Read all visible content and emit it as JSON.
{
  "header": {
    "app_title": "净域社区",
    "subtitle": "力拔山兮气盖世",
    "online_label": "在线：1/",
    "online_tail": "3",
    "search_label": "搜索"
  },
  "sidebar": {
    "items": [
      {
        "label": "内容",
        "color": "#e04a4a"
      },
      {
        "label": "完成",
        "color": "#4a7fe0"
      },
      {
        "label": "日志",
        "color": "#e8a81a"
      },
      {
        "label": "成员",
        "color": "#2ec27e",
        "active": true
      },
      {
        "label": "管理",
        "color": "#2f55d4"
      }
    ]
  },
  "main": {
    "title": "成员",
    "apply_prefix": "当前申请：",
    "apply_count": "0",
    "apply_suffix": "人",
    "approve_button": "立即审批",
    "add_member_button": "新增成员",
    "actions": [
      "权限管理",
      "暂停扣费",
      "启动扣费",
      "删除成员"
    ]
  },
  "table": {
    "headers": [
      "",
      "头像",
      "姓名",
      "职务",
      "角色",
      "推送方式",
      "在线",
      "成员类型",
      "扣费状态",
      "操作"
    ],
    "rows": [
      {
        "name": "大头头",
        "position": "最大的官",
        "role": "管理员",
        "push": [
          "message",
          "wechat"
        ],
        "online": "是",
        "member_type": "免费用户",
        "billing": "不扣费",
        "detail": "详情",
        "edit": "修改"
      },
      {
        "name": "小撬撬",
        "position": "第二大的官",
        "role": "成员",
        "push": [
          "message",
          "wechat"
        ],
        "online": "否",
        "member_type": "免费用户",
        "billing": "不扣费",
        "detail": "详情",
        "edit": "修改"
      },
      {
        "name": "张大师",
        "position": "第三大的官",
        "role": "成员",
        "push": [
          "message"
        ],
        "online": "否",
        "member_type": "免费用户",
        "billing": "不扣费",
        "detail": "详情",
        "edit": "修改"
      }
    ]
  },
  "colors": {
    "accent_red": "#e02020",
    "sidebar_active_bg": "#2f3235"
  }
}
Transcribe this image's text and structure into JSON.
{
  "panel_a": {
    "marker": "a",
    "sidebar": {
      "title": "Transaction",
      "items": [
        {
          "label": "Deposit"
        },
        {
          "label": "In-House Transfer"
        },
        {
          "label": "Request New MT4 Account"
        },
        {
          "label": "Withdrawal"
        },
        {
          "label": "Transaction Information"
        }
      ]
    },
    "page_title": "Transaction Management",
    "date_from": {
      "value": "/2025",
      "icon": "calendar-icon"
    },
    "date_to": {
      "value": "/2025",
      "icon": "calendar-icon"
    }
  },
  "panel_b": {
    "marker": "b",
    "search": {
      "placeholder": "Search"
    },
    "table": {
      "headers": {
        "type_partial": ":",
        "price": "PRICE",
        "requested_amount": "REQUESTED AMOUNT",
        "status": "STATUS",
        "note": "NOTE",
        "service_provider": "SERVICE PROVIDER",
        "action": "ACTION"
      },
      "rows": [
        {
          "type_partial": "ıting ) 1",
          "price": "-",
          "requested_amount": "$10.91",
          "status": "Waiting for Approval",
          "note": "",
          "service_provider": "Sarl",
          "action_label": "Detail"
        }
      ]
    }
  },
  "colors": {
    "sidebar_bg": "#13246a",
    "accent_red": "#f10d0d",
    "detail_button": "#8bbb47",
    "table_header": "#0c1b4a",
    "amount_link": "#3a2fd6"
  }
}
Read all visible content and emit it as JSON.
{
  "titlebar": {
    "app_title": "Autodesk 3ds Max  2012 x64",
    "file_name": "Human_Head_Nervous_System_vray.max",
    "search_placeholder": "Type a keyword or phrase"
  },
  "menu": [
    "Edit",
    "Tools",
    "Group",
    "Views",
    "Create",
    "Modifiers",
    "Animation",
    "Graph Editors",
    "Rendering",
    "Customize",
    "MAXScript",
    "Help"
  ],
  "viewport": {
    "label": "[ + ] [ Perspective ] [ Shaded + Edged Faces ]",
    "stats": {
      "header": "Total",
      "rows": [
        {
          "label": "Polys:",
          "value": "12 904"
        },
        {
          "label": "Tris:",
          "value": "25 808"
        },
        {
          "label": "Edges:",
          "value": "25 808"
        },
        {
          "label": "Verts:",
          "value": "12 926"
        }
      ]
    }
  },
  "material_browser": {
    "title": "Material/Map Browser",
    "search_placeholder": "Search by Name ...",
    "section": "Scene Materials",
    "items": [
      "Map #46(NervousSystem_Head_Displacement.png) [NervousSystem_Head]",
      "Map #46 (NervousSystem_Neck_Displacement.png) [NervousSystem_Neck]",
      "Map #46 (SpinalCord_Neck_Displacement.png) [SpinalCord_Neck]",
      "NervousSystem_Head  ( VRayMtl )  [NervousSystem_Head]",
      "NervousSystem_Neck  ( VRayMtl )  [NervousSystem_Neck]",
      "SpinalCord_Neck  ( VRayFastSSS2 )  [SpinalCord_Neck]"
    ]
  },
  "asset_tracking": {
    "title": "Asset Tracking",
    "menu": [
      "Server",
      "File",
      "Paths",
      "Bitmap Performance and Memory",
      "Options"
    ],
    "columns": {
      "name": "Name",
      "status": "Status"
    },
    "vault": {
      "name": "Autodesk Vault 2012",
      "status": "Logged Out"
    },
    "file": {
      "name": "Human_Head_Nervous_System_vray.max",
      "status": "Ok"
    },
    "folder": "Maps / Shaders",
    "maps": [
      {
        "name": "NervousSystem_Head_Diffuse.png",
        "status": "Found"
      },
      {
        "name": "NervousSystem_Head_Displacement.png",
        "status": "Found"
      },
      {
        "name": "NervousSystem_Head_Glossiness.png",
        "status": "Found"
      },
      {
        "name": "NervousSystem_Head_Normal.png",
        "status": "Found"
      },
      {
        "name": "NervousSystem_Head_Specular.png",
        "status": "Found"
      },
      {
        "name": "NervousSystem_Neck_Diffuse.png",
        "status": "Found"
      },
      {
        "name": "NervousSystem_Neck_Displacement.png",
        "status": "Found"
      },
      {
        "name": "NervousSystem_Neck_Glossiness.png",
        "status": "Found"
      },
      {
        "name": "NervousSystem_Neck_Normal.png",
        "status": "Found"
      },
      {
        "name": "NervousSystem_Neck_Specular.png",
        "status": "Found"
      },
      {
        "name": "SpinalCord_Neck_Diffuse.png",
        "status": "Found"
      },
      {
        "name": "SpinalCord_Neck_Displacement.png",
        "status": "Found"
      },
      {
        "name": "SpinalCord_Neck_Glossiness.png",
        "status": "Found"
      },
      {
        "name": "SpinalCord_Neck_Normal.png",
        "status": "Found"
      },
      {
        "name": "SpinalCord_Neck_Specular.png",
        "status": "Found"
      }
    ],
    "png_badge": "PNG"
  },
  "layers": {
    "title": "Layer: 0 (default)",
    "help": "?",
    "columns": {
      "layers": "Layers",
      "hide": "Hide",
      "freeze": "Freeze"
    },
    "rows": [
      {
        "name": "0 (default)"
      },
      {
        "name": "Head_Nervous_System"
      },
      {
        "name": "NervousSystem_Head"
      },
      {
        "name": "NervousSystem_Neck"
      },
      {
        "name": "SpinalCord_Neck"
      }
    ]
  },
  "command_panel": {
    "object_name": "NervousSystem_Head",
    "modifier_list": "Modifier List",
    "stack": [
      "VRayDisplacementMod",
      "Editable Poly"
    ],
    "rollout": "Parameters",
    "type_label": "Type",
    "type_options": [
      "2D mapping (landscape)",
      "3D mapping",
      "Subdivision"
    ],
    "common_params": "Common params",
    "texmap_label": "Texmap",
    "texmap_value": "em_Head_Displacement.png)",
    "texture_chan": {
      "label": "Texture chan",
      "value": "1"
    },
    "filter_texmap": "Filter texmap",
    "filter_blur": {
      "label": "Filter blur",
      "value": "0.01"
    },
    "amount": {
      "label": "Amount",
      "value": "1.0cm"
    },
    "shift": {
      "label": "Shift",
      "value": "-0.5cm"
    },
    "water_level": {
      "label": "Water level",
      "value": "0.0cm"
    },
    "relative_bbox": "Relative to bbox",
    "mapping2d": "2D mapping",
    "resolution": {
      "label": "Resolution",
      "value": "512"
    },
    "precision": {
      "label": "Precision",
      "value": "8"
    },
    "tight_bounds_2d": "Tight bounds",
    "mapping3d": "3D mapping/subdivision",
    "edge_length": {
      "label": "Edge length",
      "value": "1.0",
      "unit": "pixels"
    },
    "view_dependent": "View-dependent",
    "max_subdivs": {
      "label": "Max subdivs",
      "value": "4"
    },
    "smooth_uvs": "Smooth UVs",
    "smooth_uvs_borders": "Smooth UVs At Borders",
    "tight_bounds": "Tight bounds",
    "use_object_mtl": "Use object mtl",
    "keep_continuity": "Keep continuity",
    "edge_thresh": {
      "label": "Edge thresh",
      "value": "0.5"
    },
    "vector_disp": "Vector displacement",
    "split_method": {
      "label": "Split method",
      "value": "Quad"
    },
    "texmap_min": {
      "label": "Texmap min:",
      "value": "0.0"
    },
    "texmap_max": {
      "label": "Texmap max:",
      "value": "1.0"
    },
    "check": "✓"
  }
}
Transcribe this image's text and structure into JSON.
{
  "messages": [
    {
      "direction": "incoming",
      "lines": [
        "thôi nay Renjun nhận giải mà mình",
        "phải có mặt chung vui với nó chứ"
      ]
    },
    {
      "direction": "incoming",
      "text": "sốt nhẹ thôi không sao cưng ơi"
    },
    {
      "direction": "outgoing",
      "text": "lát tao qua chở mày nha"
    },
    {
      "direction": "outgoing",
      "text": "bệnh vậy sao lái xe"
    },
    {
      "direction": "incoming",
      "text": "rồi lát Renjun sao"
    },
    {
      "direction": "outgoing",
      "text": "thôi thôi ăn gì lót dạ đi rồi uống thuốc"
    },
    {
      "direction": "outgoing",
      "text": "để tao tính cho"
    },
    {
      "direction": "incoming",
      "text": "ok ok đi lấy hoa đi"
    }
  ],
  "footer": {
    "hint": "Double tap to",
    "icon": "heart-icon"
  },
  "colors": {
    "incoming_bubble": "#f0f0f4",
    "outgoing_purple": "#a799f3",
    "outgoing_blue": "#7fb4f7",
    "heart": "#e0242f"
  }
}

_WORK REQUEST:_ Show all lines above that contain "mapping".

_EXPECTED ANSWER:_
      "2D mapping (landscape)",
      "3D mapping",
    "mapping2d": "2D mapping",
    "mapping3d": "3D mapping/subdivision",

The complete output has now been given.